Over the next two years Hume placed regular advertisements in local newspapers, one in 1879 gave the fees for resident pupils as 50-65 guineas, and for non-resident pupils 16-25 guineas in the senior department, and 6-12 guineas in the junior department, per term of 13 weeks. Hume encouraged sport and there were certainly enough pupils to field a number of teams. In November 1880 the rugby team was reported to have won seven out of nine matches although, much to Hume’s annoyance, Dulwich College had refused to play them.

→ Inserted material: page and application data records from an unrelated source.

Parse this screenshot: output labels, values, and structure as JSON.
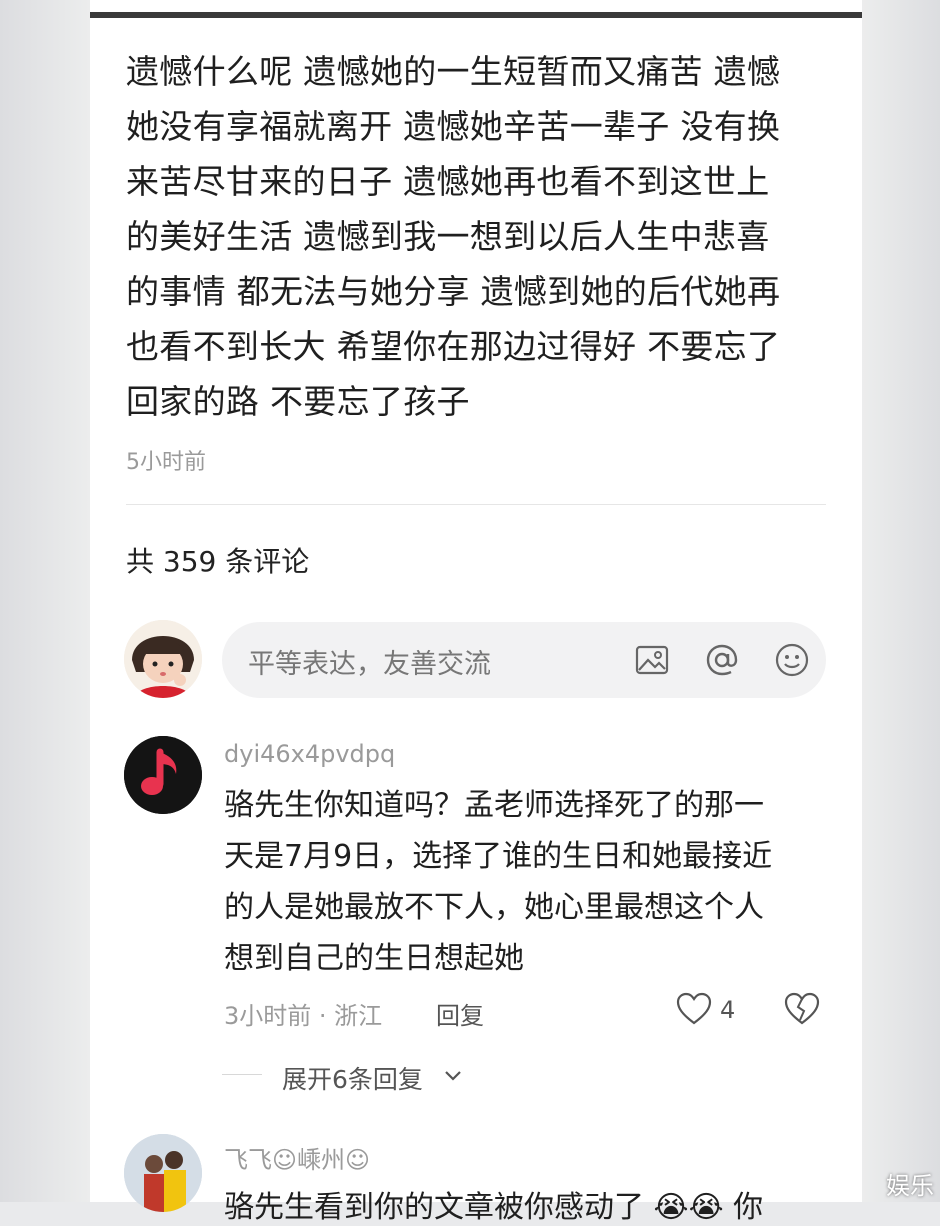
{
  "post": {
    "text": "遗憾什么呢 遗憾她的一生短暂而又痛苦 遗憾\n她没有享福就离开 遗憾她辛苦一辈子 没有换\n来苦尽甘来的日子 遗憾她再也看不到这世上\n的美好生活 遗憾到我一想到以后人生中悲喜\n的事情 都无法与她分享 遗憾到她的后代她再\n也看不到长大 希望你在那边过得好 不要忘了\n回家的路 不要忘了孩子",
    "time": "5小时前"
  },
  "comments_header": {
    "count_label": "共 359 条评论"
  },
  "composer": {
    "placeholder": "平等表达，友善交流",
    "icons": [
      "image-icon",
      "at-icon",
      "emoji-icon"
    ]
  },
  "comments": [
    {
      "user": "dyi46x4pvdpq",
      "avatar": "music-note-icon",
      "text": "骆先生你知道吗？孟老师选择死了的那一\n天是7月9日，选择了谁的生日和她最接近\n的人是她最放不下人，她心里最想这个人\n想到自己的生日想起她",
      "meta": "3小时前 · 浙江",
      "reply_label": "回复",
      "likes": "4",
      "expand_label": "展开6条回复"
    },
    {
      "user": "飞飞☺嵊州☺",
      "text": "骆先生看到你的文章被你感动了 😭😭 你"
    }
  ],
  "colors": {
    "accent_music": "#e8334f",
    "text": "#1f1f1f",
    "muted": "#9a9a9a"
  },
  "watermark": "娱乐"
}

The same month saw a series of newspaper articles on his pupil’ exam successes - a Lieutenant Galt placed fifth in order of merit for the exam for lieutenants of militia while five others passed the Sandhurst preliminary examination.

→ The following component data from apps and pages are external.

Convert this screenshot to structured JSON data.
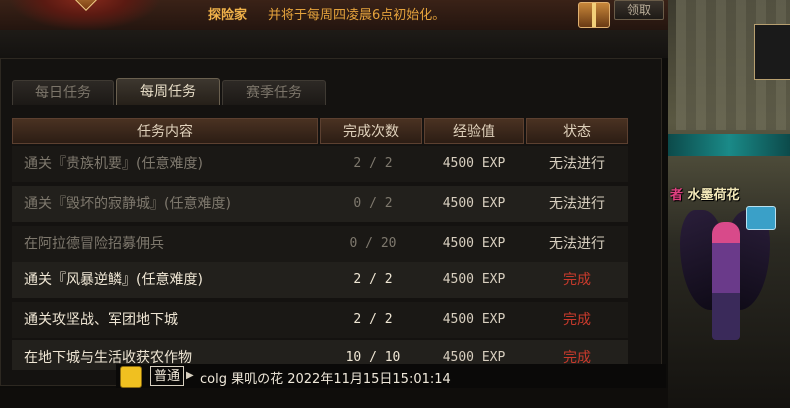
{
  "banner": {
    "tag": "探险家",
    "notice": "并将于每周四凌晨6点初始化。",
    "claim_label": "领取"
  },
  "tabs": [
    {
      "label": "每日任务",
      "active": false
    },
    {
      "label": "每周任务",
      "active": true
    },
    {
      "label": "赛季任务",
      "active": false
    }
  ],
  "table": {
    "columns": [
      "任务内容",
      "完成次数",
      "经验值",
      "状态"
    ],
    "rows": [
      {
        "name": "通关『贵族机要』(任意难度)",
        "count": "2 / 2",
        "exp": "4500 EXP",
        "status": "无法进行",
        "done": false
      },
      {
        "name": "通关『毁坏的寂静城』(任意难度)",
        "count": "0 / 2",
        "exp": "4500 EXP",
        "status": "无法进行",
        "done": false
      },
      {
        "name": "在阿拉德冒险招募佣兵",
        "count": "0 / 20",
        "exp": "4500 EXP",
        "status": "无法进行",
        "done": false
      },
      {
        "name": "通关『风暴逆鳞』(任意难度)",
        "count": "2 / 2",
        "exp": "4500 EXP",
        "status": "完成",
        "done": true
      },
      {
        "name": "通关攻坚战、军团地下城",
        "count": "2 / 2",
        "exp": "4500 EXP",
        "status": "完成",
        "done": true
      },
      {
        "name": "在地下城与生活收获农作物",
        "count": "10 / 10",
        "exp": "4500 EXP",
        "status": "完成",
        "done": true
      }
    ]
  },
  "scene": {
    "character_prefix": "者",
    "character_name": "水墨荷花"
  },
  "chat": {
    "channel": "普通",
    "message": "colg 果叽の花 2022年11月15日15:01:14"
  },
  "colors": {
    "status_done": "#c93a2c",
    "banner_text": "#e4a23c",
    "header_bg": "#3a2719"
  }
}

The 1881 Census showed him living at No 1 Allison Towers, along with his sister Raby, 13 pupils, five servants and two teachers. Directly across Allison Grove, at No 3 Allison Gardens, was his 79-year-old mother, with his other sister Annie, and a further five pupils and two more teachers. On 16th December, at St Giles Camberwell, Raby married one of the teachers, Captain Ferdinand Wollenhaupt, a former captain in the Prussian Army. He was five years younger than her and, prior to coming to England, had served in the 1st West Prussian Grenadier Regiment No 6. He had been awarded the Konigsgratz medal for service in the Austro-Prussian war of 1866 and had also served in the Franco Prussian War of 1870-71, taking part in the battle of Weissenburg. He was severely wounded at Worth - where he was awarded the Iron Cross. From 1871 to his retirement from active service, he was a maths Instructor at the German Military College in Potsdam. Wollenhaupt was made a partner in the school early in 1882 and the South London Press advertisements remained optimistic:
ALLISON TOWERS, Dulwich Common, SE, Army examinations etc. Mr A W Hume MA, First Class in Classical Honours, Trinity College, Dublin, high place at the open competition for the Indian Civil Service, 1861, and Captain Wollenhaupt, late of the 1st West Prussian Grenadier Regiment, No. 6, assisted by an exceptionally strong staff of professors and lecturers. PREPARE for all ARMY and other Examinations at their residence, Allison Towers, Dulwich Common SE. In the last two years one hundred and thirteen have passed, one hundred and four on first trial. Work has begun.
Unfortunately, the final line was wrong, work was ending rather than beginning. On 30th December 1882, the South London Press reported on A W Hume’s bankruptcy, describing him as an army tutor with estimated debts of £7000 (his assets were only £650). The article added that the court had recently appointed a receiver and granted an injunction restraining proceedings by creditors, specifically the Vestry of Camberwell. Despite his bankruptcy Hume continued to run the school though his advertisements in 1883 were in a lower key, this example is from April:
Allison Towers, Dulwich, SE. Thoroughly practical education and preparation for any examinational career. Terms moderate. The list of successes, references etc - apply to A W Hume MA.
The school finally closed early in 1884, Hume auctioning his household furniture in June - included a semi-grand piano by Broadwood & Sons, a cottage piano by Cramer & Co, various plated articles, 650 school books, and numerous effects. Captain Wollenhaupt and his sister Raby moved to Guernsey where, early in 1886 he joined the staff of Elizabeth College in St Peter Port to teach German and military instruction - the couple were still there in the early 1900s. As to what happened to Andrew W Hume and his other sister Annie after 1884, there is no record.